A gambling establishment offering a wide range of games of chance and skill. Casinos are often large complexes that include hotels, restaurants and stage shows. In addition, they feature slot machines and table games like blackjack and poker. They are also found on riverboats and at racetracks, as well as in some truck stops, bars and even grocery stores. Casinos generate billions of dollars each year for the companies, investors and Native American tribes that own them. They also bring in a great deal of tax revenue for state and local governments.

There is one certainty about gambling: The house always wins. This is because every game has a built in advantage for the casino, which can be as small as two percent. Over time, this advantage will earn the casino enough money to pay its bills and more.

To offset this disadvantage, casinos offer their patrons a variety of perks to increase the volume of their bets. These are called “comps,” and they may include free meals, hotel rooms, tickets to shows or limo service. Most casinos have loyalty programs that track a patron’s activity and spending and reward him or her with comps.

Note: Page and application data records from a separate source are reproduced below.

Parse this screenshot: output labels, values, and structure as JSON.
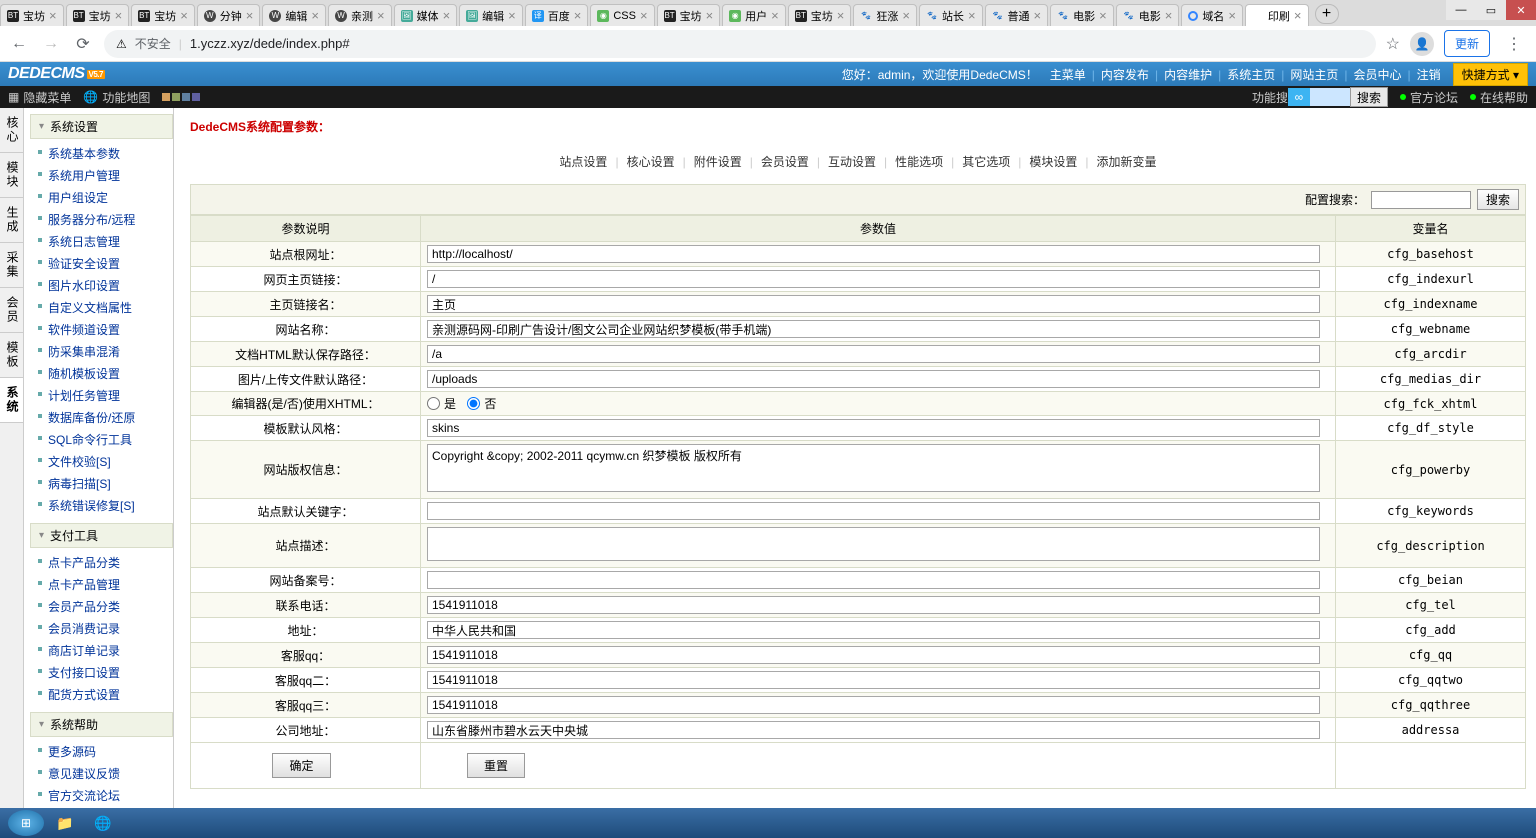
{
  "browser": {
    "tabs": [
      {
        "icon": "bt",
        "title": "宝坊"
      },
      {
        "icon": "bt",
        "title": "宝坊"
      },
      {
        "icon": "bt",
        "title": "宝坊"
      },
      {
        "icon": "wp",
        "title": "分钟"
      },
      {
        "icon": "wp",
        "title": "编辑"
      },
      {
        "icon": "wp",
        "title": "亲测"
      },
      {
        "icon": "img",
        "title": "媒体"
      },
      {
        "icon": "img",
        "title": "编辑"
      },
      {
        "icon": "blue",
        "title": "百度"
      },
      {
        "icon": "green",
        "title": "CSS"
      },
      {
        "icon": "bt",
        "title": "宝坊"
      },
      {
        "icon": "green",
        "title": "用户"
      },
      {
        "icon": "bt",
        "title": "宝坊"
      },
      {
        "icon": "paw",
        "title": "狂涨"
      },
      {
        "icon": "paw",
        "title": "站长"
      },
      {
        "icon": "paw",
        "title": "普通"
      },
      {
        "icon": "paw",
        "title": "电影"
      },
      {
        "icon": "paw",
        "title": "电影"
      },
      {
        "icon": "ring",
        "title": "域名"
      },
      {
        "icon": "",
        "title": "印刷",
        "active": true
      }
    ],
    "insecure_label": "不安全",
    "url": "1.yczz.xyz/dede/index.php#",
    "update_label": "更新"
  },
  "top": {
    "logo_main": "DEDECMS",
    "logo_sub": "V5.7",
    "welcome_prefix": "您好：",
    "user": "admin",
    "welcome_suffix": "，欢迎使用DedeCMS！",
    "links": [
      "主菜单",
      "内容发布",
      "内容维护",
      "系统主页",
      "网站主页",
      "会员中心",
      "注销"
    ],
    "quick": "快捷方式 ▾"
  },
  "toolbar": {
    "hide_menu": "隐藏菜单",
    "sitemap": "功能地图",
    "search_label": "功能搜",
    "search_btn": "搜索",
    "forum": "官方论坛",
    "help": "在线帮助"
  },
  "side_tabs": [
    "核心",
    "模块",
    "生成",
    "采集",
    "会员",
    "模板",
    "系统"
  ],
  "side_active": 6,
  "left_menu": [
    {
      "title": "系统设置",
      "items": [
        "系统基本参数",
        "系统用户管理",
        "用户组设定",
        "服务器分布/远程",
        "系统日志管理",
        "验证安全设置",
        "图片水印设置",
        "自定义文档属性",
        "软件频道设置",
        "防采集串混淆",
        "随机模板设置",
        "计划任务管理",
        "数据库备份/还原",
        "SQL命令行工具",
        "文件校验[S]",
        "病毒扫描[S]",
        "系统错误修复[S]"
      ]
    },
    {
      "title": "支付工具",
      "items": [
        "点卡产品分类",
        "点卡产品管理",
        "会员产品分类",
        "会员消费记录",
        "商店订单记录",
        "支付接口设置",
        "配货方式设置"
      ]
    },
    {
      "title": "系统帮助",
      "items": [
        "更多源码",
        "意见建议反馈",
        "官方交流论坛"
      ]
    }
  ],
  "main": {
    "crumb": "DedeCMS系统配置参数：",
    "subnav": [
      "站点设置",
      "核心设置",
      "附件设置",
      "会员设置",
      "互动设置",
      "性能选项",
      "其它选项",
      "模块设置",
      "添加新变量"
    ],
    "cfg_search_label": "配置搜索：",
    "cfg_search_btn": "搜索",
    "headers": {
      "desc": "参数说明",
      "val": "参数值",
      "var": "变量名"
    },
    "rows": [
      {
        "desc": "站点根网址：",
        "type": "text",
        "value": "http://localhost/",
        "var": "cfg_basehost"
      },
      {
        "desc": "网页主页链接：",
        "type": "text",
        "value": "/",
        "var": "cfg_indexurl"
      },
      {
        "desc": "主页链接名：",
        "type": "text",
        "value": "主页",
        "var": "cfg_indexname"
      },
      {
        "desc": "网站名称：",
        "type": "text",
        "value": "亲测源码网-印刷广告设计/图文公司企业网站织梦模板(带手机端)",
        "var": "cfg_webname"
      },
      {
        "desc": "文档HTML默认保存路径：",
        "type": "text",
        "value": "/a",
        "var": "cfg_arcdir"
      },
      {
        "desc": "图片/上传文件默认路径：",
        "type": "text",
        "value": "/uploads",
        "var": "cfg_medias_dir"
      },
      {
        "desc": "编辑器(是/否)使用XHTML：",
        "type": "radio",
        "yes": "是",
        "no": "否",
        "selected": "no",
        "var": "cfg_fck_xhtml"
      },
      {
        "desc": "模板默认风格：",
        "type": "text",
        "value": "skins",
        "var": "cfg_df_style"
      },
      {
        "desc": "网站版权信息：",
        "type": "textarea",
        "value": "Copyright &copy; 2002-2011 qcymw.cn 织梦模板 版权所有",
        "var": "cfg_powerby"
      },
      {
        "desc": "站点默认关键字：",
        "type": "text",
        "value": "",
        "var": "cfg_keywords"
      },
      {
        "desc": "站点描述：",
        "type": "textarea",
        "value": "",
        "var": "cfg_description"
      },
      {
        "desc": "网站备案号：",
        "type": "text",
        "value": "",
        "var": "cfg_beian"
      },
      {
        "desc": "联系电话：",
        "type": "text",
        "value": "1541911018",
        "var": "cfg_tel"
      },
      {
        "desc": "地址：",
        "type": "text",
        "value": "中华人民共和国",
        "var": "cfg_add"
      },
      {
        "desc": "客服qq：",
        "type": "text",
        "value": "1541911018",
        "var": "cfg_qq"
      },
      {
        "desc": "客服qq二：",
        "type": "text",
        "value": "1541911018",
        "var": "cfg_qqtwo"
      },
      {
        "desc": "客服qq三：",
        "type": "text",
        "value": "1541911018",
        "var": "cfg_qqthree"
      },
      {
        "desc": "公司地址：",
        "type": "text",
        "value": "山东省滕州市碧水云天中央城",
        "var": "addressa"
      }
    ],
    "submit": "确定",
    "reset": "重置"
  }
}
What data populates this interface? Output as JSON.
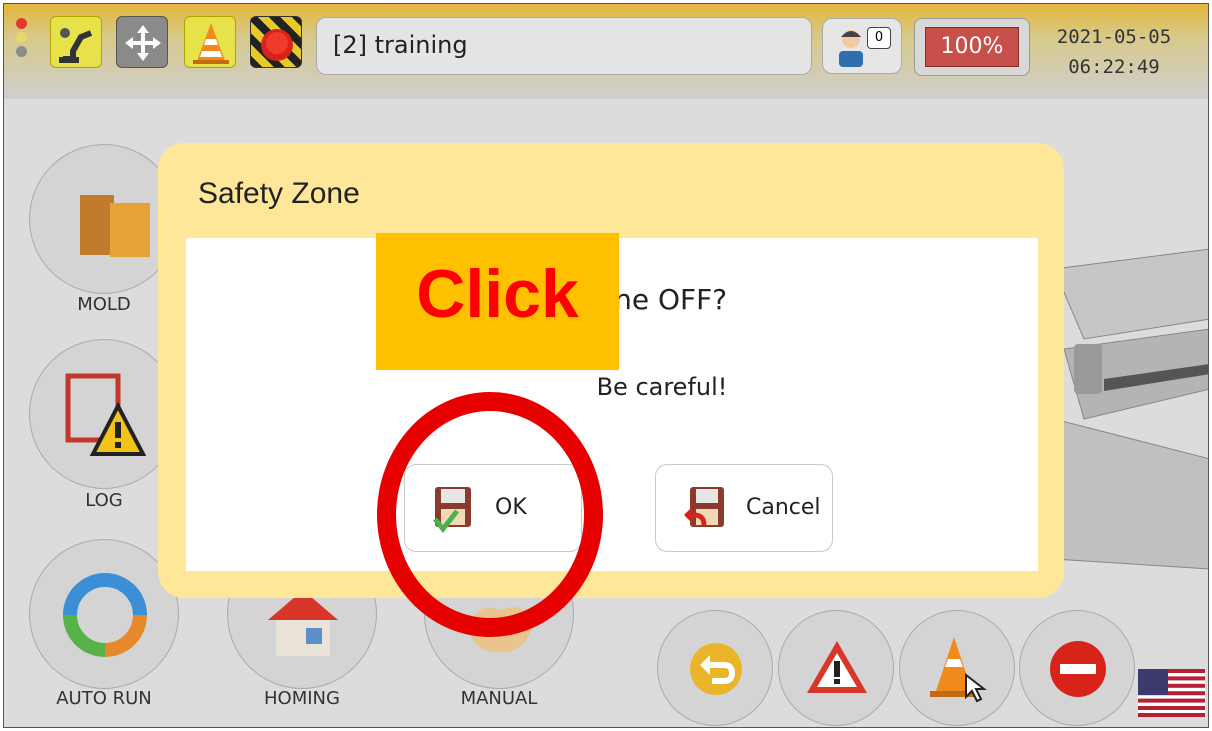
{
  "topbar": {
    "title": "[2] training",
    "user_count": "0",
    "speed": "100%",
    "date": "2021-05-05",
    "time": "06:22:49"
  },
  "side_menu": [
    {
      "label": "MOLD",
      "icon": "mold-icon"
    },
    {
      "label": "LOG",
      "icon": "log-warning-icon"
    }
  ],
  "bottom_menu": [
    {
      "label": "AUTO RUN",
      "icon": "cycle-icon"
    },
    {
      "label": "HOMING",
      "icon": "home-icon"
    },
    {
      "label": "MANUAL",
      "icon": "hand-icon"
    }
  ],
  "bottom_buttons": [
    "return-icon",
    "warning-icon",
    "safety-cone-icon",
    "stop-icon"
  ],
  "dialog": {
    "title": "Safety Zone",
    "message": "one OFF?",
    "warning": "Be careful!",
    "ok_label": "OK",
    "cancel_label": "Cancel"
  },
  "annotation": {
    "text": "Click",
    "box_color": "#ffc000",
    "text_color": "#ff0000",
    "ring_color": "#e60000"
  },
  "colors": {
    "dialog_bg": "#ffe79a",
    "speed_bg": "#c8504a",
    "topbar_accent": "#e3b73a"
  },
  "language": "English (US flag)"
}
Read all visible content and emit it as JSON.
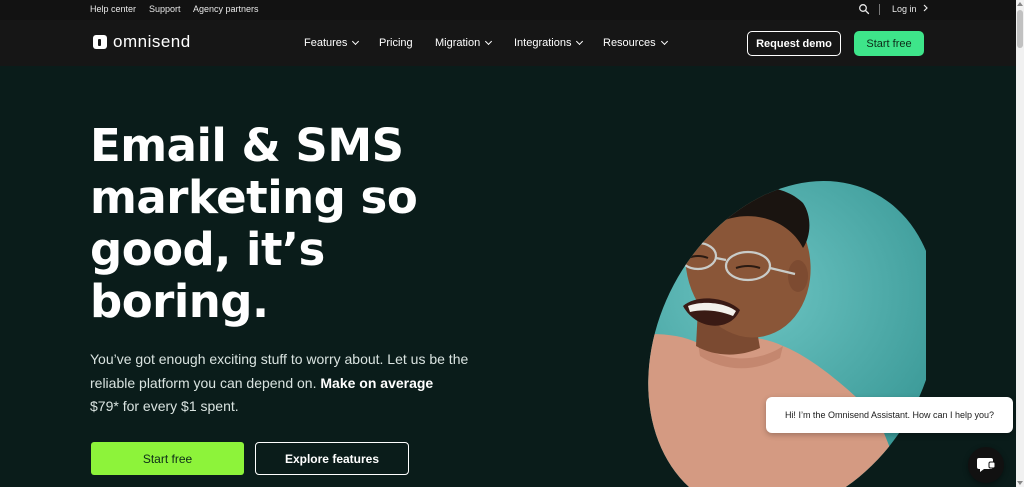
{
  "topbar": {
    "links": [
      "Help center",
      "Support",
      "Agency partners"
    ],
    "login": "Log in"
  },
  "nav": {
    "logo_text": "omnisend",
    "items": [
      {
        "label": "Features",
        "has_dropdown": true
      },
      {
        "label": "Pricing",
        "has_dropdown": false
      },
      {
        "label": "Migration",
        "has_dropdown": true
      },
      {
        "label": "Integrations",
        "has_dropdown": true
      },
      {
        "label": "Resources",
        "has_dropdown": true
      }
    ],
    "request_demo": "Request demo",
    "start_free": "Start free"
  },
  "hero": {
    "title_lines": [
      "Email & SMS",
      "marketing so",
      "good, it’s",
      "boring."
    ],
    "subtitle": "You’ve got enough exciting stuff to worry about. Let us be the reliable platform you can depend on. ",
    "subtitle_bold": "Make on average",
    "subtitle_tail": "$79* for every $1 spent.",
    "primary_cta": "Start free",
    "secondary_cta": "Explore features"
  },
  "chat": {
    "message": "Hi! I’m the Omnisend Assistant. How can I help you?"
  },
  "colors": {
    "nav_bg": "#161616",
    "hero_bg": "#0a1c1a",
    "accent_green": "#3ee58a",
    "cta_lime": "#8df33a",
    "circle_teal": "#4aa8a6"
  },
  "icons": {
    "search": "search-icon",
    "login_chevron": "chevron-right-icon",
    "dropdown": "chevron-down-icon",
    "chat": "chat-icon"
  }
}
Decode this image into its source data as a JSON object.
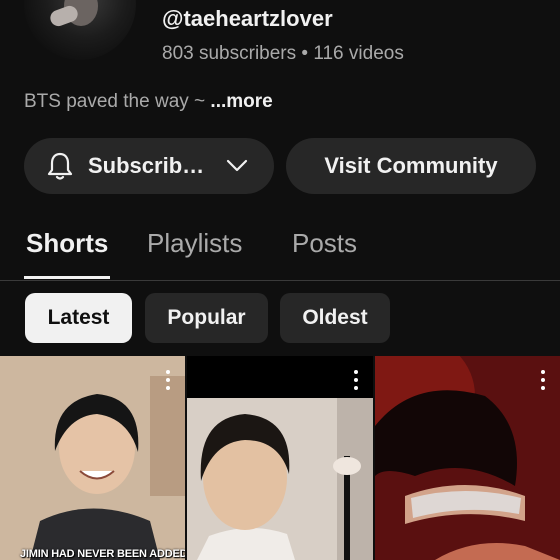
{
  "channel": {
    "handle": "@taeheartzlover",
    "stats": "803 subscribers • 116 videos",
    "description": "BTS paved the way ~ ",
    "more_label": "...more"
  },
  "actions": {
    "subscribe_label": "Subscrib…",
    "community_label": "Visit Community"
  },
  "tabs": [
    {
      "label": "Shorts",
      "active": true
    },
    {
      "label": "Playlists",
      "active": false
    },
    {
      "label": "Posts",
      "active": false
    }
  ],
  "filters": [
    {
      "label": "Latest",
      "selected": true
    },
    {
      "label": "Popular",
      "selected": false
    },
    {
      "label": "Oldest",
      "selected": false
    }
  ],
  "shorts": [
    {
      "caption": "JIMIN HAD NEVER BEEN ADDED TO",
      "icon": "more-vert-icon"
    },
    {
      "caption": "",
      "icon": "more-vert-icon"
    },
    {
      "caption": "",
      "icon": "more-vert-icon"
    }
  ],
  "colors": {
    "background": "#0f0f0f",
    "surface": "#272727",
    "text_primary": "#f1f1f1",
    "text_secondary": "#aaaaaa"
  }
}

To create an atmosphere that encourages gambling, casinos often employ bright and sometimes gaudy floor and wall coverings. Red is a popular color because it is thought to stimulate the appetite and make players lose track of time. Because of the huge amount of currency that passes through them, casinos are also prone to fraud and theft by both patrons and employees. To prevent this, casinos have extensive security measures in place. These include surveillance cameras located throughout the premises, as well as a system in which gamblers’ hands are kept visible at all times when they play card games.